Lia Thomas, the biological male on the University of Pennsylvania’s women’s swim team who engendered national outrage by blowing away the competition, was rejected as the Ivy League’s nominee for the NCAA’s “Woman of the Year.”
Thomas, who won the 500-yard freestyle event at the NCAA Division I national championships, had been nominated by UPenn earlier this month. The award recognizes “female student-athletes who have exhausted their eligibility and distinguished themselves in their community, in athletics and in academics throughout their college careers.”

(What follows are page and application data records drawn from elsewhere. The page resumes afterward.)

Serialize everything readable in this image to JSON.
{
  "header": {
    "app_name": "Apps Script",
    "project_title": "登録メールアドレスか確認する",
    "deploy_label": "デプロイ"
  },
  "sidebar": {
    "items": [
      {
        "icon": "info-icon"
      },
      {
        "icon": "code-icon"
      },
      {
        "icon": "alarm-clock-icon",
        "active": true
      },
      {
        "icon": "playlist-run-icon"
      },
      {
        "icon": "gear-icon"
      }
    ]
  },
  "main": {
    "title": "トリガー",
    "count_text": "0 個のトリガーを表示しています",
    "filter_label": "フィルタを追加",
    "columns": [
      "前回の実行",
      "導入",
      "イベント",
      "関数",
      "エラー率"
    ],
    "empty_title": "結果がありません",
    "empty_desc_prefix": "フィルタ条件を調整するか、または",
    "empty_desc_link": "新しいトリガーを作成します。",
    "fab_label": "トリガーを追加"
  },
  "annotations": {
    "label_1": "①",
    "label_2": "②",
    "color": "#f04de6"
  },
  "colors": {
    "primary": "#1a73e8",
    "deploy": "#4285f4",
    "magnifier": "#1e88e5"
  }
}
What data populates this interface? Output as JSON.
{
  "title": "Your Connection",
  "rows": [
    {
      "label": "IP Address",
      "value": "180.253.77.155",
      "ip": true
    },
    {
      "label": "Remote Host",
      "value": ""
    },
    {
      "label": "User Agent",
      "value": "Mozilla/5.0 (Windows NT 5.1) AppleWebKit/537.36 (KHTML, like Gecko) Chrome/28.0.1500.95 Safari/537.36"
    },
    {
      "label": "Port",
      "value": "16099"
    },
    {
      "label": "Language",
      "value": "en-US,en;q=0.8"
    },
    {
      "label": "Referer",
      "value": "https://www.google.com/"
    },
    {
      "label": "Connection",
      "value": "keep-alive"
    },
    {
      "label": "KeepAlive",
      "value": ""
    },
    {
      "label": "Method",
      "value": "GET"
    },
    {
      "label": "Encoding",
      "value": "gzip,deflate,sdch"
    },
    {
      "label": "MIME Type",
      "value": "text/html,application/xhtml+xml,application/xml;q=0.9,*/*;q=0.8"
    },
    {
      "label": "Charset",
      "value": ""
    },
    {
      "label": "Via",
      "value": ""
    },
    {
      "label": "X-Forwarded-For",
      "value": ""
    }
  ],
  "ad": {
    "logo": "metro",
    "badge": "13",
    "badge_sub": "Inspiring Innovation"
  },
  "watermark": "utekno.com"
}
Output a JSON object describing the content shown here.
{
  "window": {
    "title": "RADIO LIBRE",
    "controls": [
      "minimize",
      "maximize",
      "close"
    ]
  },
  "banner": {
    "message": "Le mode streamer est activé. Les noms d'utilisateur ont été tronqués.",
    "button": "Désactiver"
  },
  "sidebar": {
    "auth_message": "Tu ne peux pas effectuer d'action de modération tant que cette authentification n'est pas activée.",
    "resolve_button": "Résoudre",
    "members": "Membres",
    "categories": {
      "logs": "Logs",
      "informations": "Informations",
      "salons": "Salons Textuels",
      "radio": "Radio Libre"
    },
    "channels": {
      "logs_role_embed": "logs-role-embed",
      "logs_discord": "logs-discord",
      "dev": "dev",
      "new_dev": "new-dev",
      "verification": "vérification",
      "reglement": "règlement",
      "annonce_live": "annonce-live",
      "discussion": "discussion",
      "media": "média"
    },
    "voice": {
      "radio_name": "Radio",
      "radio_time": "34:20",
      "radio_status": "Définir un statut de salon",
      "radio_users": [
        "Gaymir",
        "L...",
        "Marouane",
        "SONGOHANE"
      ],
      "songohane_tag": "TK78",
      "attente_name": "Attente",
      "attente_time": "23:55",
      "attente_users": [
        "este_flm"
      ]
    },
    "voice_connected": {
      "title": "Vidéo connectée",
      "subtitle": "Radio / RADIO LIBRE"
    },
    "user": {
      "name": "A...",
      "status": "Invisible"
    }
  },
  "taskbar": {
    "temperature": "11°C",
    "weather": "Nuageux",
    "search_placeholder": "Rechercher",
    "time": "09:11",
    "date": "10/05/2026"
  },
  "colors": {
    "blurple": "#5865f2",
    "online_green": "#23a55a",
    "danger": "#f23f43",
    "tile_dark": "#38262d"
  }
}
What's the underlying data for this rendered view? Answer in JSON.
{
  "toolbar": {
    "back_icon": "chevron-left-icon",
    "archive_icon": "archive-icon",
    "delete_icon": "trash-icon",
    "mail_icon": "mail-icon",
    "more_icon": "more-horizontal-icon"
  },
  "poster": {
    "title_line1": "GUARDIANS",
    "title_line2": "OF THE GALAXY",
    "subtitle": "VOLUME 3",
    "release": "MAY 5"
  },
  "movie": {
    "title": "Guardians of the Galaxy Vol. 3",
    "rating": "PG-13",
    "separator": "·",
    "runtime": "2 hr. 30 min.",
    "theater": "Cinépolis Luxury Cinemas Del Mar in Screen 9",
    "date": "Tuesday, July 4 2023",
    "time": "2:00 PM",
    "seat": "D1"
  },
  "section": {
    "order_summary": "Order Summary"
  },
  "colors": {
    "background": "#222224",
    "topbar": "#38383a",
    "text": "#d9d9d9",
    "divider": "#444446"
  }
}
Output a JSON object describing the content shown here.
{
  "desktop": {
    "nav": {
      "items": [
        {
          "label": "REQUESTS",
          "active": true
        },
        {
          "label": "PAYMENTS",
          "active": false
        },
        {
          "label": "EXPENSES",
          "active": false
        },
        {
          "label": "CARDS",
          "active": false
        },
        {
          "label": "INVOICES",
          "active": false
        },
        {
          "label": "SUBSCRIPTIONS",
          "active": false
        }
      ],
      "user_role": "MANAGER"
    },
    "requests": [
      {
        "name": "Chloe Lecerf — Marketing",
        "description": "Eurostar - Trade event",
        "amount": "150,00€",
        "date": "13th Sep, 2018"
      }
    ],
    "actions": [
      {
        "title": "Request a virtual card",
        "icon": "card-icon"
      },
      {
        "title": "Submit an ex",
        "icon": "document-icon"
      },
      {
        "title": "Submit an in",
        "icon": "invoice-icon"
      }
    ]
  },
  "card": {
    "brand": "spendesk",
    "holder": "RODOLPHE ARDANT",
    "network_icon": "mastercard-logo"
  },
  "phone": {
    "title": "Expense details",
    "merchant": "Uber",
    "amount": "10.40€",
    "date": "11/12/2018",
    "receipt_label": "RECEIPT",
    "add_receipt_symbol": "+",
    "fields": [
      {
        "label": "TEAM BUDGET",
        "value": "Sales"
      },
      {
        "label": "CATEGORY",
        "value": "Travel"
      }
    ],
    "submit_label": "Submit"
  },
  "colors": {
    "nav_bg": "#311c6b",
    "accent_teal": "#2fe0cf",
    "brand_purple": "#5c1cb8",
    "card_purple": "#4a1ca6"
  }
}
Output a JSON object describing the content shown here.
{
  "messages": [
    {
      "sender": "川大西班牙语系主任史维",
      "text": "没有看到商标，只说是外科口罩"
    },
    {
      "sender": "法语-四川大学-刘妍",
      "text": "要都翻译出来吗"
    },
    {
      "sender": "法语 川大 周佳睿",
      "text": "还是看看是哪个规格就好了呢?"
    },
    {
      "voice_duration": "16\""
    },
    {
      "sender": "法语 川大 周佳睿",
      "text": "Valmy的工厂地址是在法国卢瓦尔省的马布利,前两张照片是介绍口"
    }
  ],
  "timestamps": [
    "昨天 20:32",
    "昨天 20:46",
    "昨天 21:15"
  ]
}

But the Ivy League, comprised of Penn, Brown University, Columbia University, Cornell University, Dartmouth College, Harvard University, Princeton University and Yale University, chose as its nominee fencing champion Sylvie Binder of Columbia University/Barnard College.
Binder, who hails from Armonk, New York, is a three-time first team all-American who won the NCAA women’s foil title in 2019, and the bronze medal in 2018 and 2022. She finished her undergraduate college education with a stellar 3.91 grade point average.
In her bio after winning a Leadership and Excellence Award, Binder wrote, “To my family and their unconditional love and support for the past 5 years: Dad, Mom, Abby, and Zach, I owe it all to you.”
After a season of dumping on its female swimmers, forcing them to compete against a biological man who now says he is a woman, forcing them to share a locker room with said swimmer, dismissing their and their parents’ concerns summarily at every turn, even telling the female swimmers what they needed if they objected to the trans swimmer was therapy, the university now sticks a final thumb in the woman’s eyes, nominating this trans swimmer who goes by the name Lia Thomas as the University of Pennsylvania’s NCAA “Woman of the Year.” This is a disgrace. Lia Thomas is not a woman.
In February, 16 members of the Penn Women’s Swimming Team sent a letter to the University of Pennsylvania and the Ivy League in which they wrote, “Biologically, Lia holds an unfair advantage over competition in the women’s category, as evidenced by her rankings that have bounced from #462 as a male to #1 as a female. If she (Thomas) were to be eligible to compete against us, she could now break Penn, Ivy, and NCAA Women’s Swimming records; feats she could never have done as a male athlete,” as Swim Swam reported.